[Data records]

──────

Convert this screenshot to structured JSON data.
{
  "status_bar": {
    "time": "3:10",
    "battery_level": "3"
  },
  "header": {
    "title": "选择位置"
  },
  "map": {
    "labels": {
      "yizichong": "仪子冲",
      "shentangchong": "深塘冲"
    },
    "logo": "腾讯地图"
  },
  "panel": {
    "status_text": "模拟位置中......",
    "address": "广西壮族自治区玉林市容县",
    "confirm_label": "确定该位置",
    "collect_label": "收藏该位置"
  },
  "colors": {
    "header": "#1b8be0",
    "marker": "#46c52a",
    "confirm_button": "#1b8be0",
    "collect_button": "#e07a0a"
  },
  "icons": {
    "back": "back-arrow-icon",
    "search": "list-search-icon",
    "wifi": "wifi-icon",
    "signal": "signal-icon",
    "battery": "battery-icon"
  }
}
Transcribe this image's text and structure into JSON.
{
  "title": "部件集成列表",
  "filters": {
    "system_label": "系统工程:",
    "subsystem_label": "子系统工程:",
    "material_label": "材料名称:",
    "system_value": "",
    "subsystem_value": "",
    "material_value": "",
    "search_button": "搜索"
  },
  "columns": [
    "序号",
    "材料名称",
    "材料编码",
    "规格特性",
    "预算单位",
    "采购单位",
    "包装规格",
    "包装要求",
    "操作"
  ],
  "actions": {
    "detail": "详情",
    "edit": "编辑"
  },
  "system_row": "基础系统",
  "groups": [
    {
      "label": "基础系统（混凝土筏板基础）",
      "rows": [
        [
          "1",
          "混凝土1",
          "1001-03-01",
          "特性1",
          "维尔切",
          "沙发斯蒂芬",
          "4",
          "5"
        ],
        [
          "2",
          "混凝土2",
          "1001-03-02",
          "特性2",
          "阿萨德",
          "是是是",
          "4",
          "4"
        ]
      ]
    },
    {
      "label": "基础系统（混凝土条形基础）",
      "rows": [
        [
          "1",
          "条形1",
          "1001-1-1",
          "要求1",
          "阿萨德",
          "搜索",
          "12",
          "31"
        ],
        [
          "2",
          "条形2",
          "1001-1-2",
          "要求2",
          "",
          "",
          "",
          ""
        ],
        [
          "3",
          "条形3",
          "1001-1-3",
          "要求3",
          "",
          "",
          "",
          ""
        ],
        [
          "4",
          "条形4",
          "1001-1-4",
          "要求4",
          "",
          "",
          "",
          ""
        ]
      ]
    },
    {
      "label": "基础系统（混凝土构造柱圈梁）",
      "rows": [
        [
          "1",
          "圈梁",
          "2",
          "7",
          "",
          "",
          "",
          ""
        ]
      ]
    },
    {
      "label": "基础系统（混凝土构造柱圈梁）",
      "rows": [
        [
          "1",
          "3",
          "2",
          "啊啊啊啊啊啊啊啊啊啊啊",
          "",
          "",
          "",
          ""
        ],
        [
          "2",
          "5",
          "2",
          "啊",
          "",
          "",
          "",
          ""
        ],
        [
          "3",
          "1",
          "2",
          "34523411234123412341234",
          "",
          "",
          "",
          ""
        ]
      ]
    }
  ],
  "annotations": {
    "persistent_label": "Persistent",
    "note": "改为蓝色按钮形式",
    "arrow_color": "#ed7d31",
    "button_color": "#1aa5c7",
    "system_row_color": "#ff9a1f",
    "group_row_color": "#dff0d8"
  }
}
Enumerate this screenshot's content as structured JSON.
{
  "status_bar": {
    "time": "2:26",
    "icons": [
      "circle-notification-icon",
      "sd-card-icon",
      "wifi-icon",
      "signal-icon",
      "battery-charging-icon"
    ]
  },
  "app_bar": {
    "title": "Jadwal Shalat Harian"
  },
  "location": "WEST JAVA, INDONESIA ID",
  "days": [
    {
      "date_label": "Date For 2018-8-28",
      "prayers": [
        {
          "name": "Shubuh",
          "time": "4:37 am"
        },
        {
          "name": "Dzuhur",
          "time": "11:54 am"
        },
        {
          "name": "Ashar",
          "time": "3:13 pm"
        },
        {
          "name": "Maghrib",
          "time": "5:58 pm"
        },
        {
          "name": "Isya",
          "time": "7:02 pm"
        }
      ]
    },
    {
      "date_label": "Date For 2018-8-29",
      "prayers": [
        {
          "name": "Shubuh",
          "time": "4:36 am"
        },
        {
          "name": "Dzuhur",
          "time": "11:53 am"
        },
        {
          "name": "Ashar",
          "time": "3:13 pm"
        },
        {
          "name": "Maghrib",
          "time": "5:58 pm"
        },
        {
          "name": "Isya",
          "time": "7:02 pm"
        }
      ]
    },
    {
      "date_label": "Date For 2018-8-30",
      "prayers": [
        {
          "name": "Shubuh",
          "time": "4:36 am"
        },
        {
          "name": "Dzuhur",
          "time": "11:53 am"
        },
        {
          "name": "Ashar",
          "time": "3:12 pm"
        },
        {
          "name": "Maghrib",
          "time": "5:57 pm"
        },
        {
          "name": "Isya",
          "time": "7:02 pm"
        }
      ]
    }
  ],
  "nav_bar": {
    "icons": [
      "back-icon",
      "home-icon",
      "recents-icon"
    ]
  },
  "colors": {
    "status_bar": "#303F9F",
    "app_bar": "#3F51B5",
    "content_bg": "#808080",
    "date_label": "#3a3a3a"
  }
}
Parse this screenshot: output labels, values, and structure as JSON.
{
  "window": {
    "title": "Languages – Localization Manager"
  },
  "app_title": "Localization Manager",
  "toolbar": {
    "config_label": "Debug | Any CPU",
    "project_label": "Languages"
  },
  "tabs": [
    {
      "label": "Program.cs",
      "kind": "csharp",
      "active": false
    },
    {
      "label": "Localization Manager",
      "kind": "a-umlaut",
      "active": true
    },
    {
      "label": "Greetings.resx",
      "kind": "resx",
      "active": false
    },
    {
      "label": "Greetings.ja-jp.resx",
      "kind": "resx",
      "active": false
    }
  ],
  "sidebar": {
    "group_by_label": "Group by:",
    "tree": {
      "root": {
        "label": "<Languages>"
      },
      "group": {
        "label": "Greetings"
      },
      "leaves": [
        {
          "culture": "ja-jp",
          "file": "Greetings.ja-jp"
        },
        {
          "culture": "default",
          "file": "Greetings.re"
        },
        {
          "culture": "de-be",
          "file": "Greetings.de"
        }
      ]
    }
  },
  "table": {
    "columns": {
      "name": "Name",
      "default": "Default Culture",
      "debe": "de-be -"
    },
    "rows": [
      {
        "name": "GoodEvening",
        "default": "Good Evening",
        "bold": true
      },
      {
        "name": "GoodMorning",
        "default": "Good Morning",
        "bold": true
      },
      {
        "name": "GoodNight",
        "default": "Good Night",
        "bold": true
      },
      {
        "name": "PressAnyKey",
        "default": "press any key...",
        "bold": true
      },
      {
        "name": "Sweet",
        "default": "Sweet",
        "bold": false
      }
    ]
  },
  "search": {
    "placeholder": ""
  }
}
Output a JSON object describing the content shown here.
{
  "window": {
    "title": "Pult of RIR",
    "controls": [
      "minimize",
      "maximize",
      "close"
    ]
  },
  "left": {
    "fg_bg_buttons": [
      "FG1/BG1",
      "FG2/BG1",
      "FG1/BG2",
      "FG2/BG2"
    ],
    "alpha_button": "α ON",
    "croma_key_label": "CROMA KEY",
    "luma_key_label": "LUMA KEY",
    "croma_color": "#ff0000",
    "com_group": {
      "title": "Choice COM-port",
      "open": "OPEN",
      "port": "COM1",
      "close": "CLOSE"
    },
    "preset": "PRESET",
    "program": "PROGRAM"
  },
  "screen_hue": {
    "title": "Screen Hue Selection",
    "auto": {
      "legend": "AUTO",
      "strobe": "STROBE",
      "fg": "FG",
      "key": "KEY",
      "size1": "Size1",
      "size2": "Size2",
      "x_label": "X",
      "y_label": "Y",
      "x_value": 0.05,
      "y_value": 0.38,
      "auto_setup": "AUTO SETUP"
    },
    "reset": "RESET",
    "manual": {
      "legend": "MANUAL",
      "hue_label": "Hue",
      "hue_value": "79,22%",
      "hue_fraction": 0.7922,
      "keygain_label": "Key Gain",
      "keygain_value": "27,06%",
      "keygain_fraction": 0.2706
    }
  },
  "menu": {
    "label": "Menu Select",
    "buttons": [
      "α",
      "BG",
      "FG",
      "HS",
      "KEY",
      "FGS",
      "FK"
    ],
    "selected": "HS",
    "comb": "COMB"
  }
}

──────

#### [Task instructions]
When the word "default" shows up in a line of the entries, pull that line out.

#### [Output of the exercise]
          "culture": "default",
      "default": "Default Culture",
        "default": "Good Evening",
        "default": "Good Morning",
        "default": "Good Night",
        "default": "press any key...",
        "default": "Sweet",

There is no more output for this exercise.